Most of the new 21 open source software projects for IoT that we examined last week listed Linux hacker boards as their prime development platforms. This week, we’ll look at open source and developer-friendly Linux hardware for building Internet of Things devices, from simple microcontroller-based technology to Linux-based boards.
In recent years, it’s become hard to find an embedded board that isn’t marketing with the IoT label. Yet, the overused term is best suited for boards with low prices, small footprints, low power consumption, and support for wireless communications and industrial interfaces. Camera support is useful for some IoT applications, but high-end multimedia is usually counterproductive to attributes like low cost and power consumption.
If you have been to any DevOps-focused conferences -- whether it’s OpenStack Summit or DockerCon -- you will see a sea of MacBooks. Thanks to its UNIX base, availability of Terminal app and Homebrew, Apple hardware is extremely popular among DevOps professionals.

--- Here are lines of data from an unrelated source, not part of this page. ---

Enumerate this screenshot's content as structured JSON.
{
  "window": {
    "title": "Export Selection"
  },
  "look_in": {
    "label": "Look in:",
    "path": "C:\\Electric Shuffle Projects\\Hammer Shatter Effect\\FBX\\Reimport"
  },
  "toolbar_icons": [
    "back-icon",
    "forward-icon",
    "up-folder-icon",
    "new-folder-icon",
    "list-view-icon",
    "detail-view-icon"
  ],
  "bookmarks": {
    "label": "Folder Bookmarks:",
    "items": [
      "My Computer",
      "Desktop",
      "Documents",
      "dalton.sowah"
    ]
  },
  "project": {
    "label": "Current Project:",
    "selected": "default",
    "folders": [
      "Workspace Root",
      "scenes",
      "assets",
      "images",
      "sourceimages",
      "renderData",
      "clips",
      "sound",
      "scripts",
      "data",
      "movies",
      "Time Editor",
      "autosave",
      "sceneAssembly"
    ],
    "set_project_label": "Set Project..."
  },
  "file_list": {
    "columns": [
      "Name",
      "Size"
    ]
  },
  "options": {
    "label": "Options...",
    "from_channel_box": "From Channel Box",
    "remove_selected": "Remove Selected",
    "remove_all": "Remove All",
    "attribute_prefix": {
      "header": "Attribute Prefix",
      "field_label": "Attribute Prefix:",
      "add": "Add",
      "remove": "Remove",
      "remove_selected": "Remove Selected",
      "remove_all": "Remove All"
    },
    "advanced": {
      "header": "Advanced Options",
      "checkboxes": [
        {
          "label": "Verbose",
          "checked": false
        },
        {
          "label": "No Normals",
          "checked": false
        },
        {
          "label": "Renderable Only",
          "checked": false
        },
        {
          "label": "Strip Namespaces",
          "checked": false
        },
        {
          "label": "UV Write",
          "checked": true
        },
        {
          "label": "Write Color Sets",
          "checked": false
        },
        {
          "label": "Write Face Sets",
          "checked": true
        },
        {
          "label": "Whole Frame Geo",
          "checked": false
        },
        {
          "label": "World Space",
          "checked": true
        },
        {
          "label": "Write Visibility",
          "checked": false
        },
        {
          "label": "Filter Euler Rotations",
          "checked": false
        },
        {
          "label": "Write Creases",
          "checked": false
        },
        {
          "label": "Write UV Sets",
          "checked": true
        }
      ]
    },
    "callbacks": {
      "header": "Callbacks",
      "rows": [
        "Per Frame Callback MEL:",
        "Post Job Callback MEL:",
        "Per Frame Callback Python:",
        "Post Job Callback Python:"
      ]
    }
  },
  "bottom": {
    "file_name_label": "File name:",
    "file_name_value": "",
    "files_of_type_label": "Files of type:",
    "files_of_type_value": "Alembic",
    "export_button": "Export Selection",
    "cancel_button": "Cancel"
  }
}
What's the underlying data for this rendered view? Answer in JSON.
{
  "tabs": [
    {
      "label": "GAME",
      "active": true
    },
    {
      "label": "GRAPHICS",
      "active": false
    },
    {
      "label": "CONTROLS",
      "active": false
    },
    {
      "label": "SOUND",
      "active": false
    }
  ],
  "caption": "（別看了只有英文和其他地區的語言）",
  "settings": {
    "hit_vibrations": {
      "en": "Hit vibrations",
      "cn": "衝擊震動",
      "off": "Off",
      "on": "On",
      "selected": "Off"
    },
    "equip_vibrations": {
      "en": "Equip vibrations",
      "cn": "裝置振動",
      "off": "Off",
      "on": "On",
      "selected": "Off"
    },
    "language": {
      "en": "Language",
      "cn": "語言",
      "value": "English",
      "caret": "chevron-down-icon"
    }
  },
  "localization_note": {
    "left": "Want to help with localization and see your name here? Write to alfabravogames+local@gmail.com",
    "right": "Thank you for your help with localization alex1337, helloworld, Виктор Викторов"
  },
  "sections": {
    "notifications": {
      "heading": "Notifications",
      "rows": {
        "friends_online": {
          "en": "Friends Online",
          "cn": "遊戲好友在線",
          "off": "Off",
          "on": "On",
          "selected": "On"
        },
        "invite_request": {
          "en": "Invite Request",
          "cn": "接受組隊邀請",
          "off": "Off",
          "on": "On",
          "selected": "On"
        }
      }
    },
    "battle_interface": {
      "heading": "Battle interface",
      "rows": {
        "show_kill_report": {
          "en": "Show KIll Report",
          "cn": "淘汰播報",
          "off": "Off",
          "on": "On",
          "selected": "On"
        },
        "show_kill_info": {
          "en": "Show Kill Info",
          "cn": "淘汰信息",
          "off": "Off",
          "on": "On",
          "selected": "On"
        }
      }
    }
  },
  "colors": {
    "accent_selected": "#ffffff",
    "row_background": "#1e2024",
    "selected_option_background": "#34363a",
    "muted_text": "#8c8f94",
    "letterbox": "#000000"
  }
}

What about Linux? Can it be used as a platform by developers, operations, and DevOps pros? Absolutely, says Major Hayden, Principal Architect at Rackspace, who used to be a Mac OS user and has switched to Fedora. Hayden used Mac OS for everything: software development and operations. Mac OS has all the bells and whistles that you need on a consumer operating system; it also allows software professionals to get the job done. But developers are not the target audience of Mac OS. They have to make compromises. “It seemed like I had to have one app that would do one little thing and this other app would do another little thing,” said Hayden.
Phoronix: The Fedora 25 Beta freeze is today ahead of the planned beta release on 11 October